Rethink, Reuse and Recycle
This demand for increased flexibility is directly related to the third significant trend that I’ve noticed: there will likely be much less new construction going forward. “If we aren’t enrolling more students as an industry overall, why build more buildings?” asked Eighmy. He is seeing an end to the facilities “arms race,” with independent schools feeling much less motivated to undertake new construction simply because peer schools are doing so.
Schools’ growing interest in being good environmental stewards is also playing a role in the downturn in new construction. Palmer asserts that we build too much in the United States in general, and he believes that more schools will realize that “one way to be sustainable is to build less. New construction is resource intensive on the planet.” The critical question, in the words of Miyoshi, is: “Do you really need the new building, or can you expand or improve your existing facilities?” Taking into account all of the direct and indirect costs will help business officers find the right answer.
As we consider how our understanding of school facilities is changing, it’s also important to note one thing that has not changed. The physical plant, like the budget, exists to support the program.
One final thought, and also a suggestion. As we consider how our understanding of school facilities is changing, it’s also important to note one thing that has not changed. The physical plant, like the budget, exists to support the program. This became abundantly clear during COVID-19, but it was also true pre-pandemic and will continue to be true post-pandemic. It should guide our thinking as we consider the changes outlined above.
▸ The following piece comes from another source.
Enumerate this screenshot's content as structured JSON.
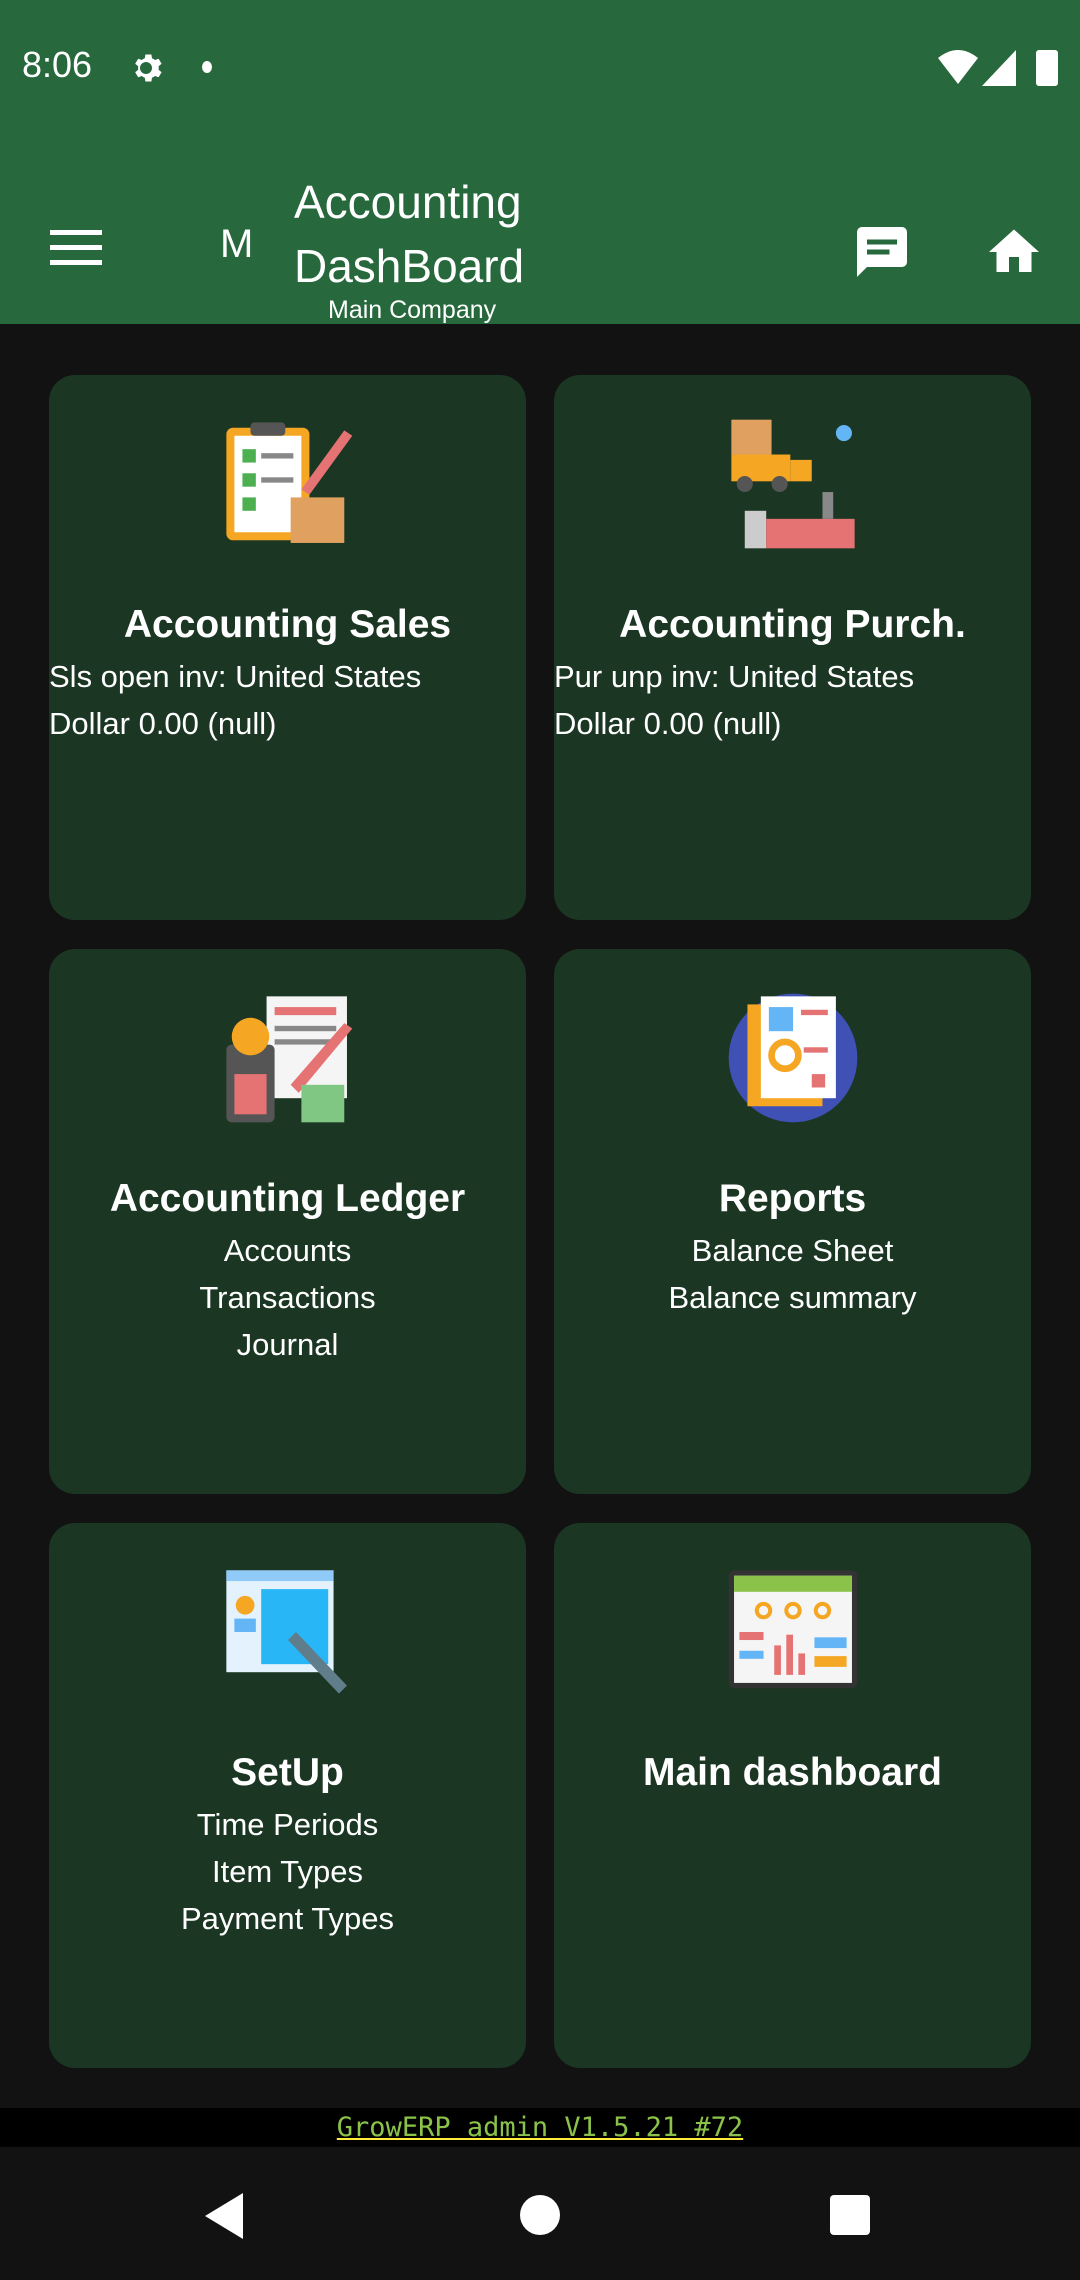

The evaluation of any investment in facilities — whether time or finances, or most typically both — must include the facilities’ support and impact on the school’s educational mission and the learning and teaching that takes place in those spaces.
And now the suggestion. Perhaps the most important learning to come out of this pandemic is a deeper appreciation for how important our people truly are. The faculty and staff are the lifeblood of any school, and this certainly includes our colleagues and peers that work in facilities management everyday. Having a strong facilities staff and a strong relationship among the facilities team, the business office and the school’s administration, is critical.
A few years ago, Deborah Anderson, the chief operations officer at Foxcroft School, shared with us her practice of documenting facilities work throughout the summer, including taking before and after photos, and then sharing the visual record with the faculty and board at the return-to-school meeting. The idea is to help everyone understand the amount of work that goes into establishing and maintaining physical spaces that are safe, healthy and conducive to learning.
Let us all give a collective shout-out to our facilities teams as they continue their hard work this summer and beyond! It doesn’t hurt to remind faculty that when they return in the fall, they would do well to avoid asking facilities staff how their summer vacation was, and to instead extend their thanks for all they did to help us get ready for a new school year.
Follow NBOA President and CEO Jeff Shields @shieldsNBOA.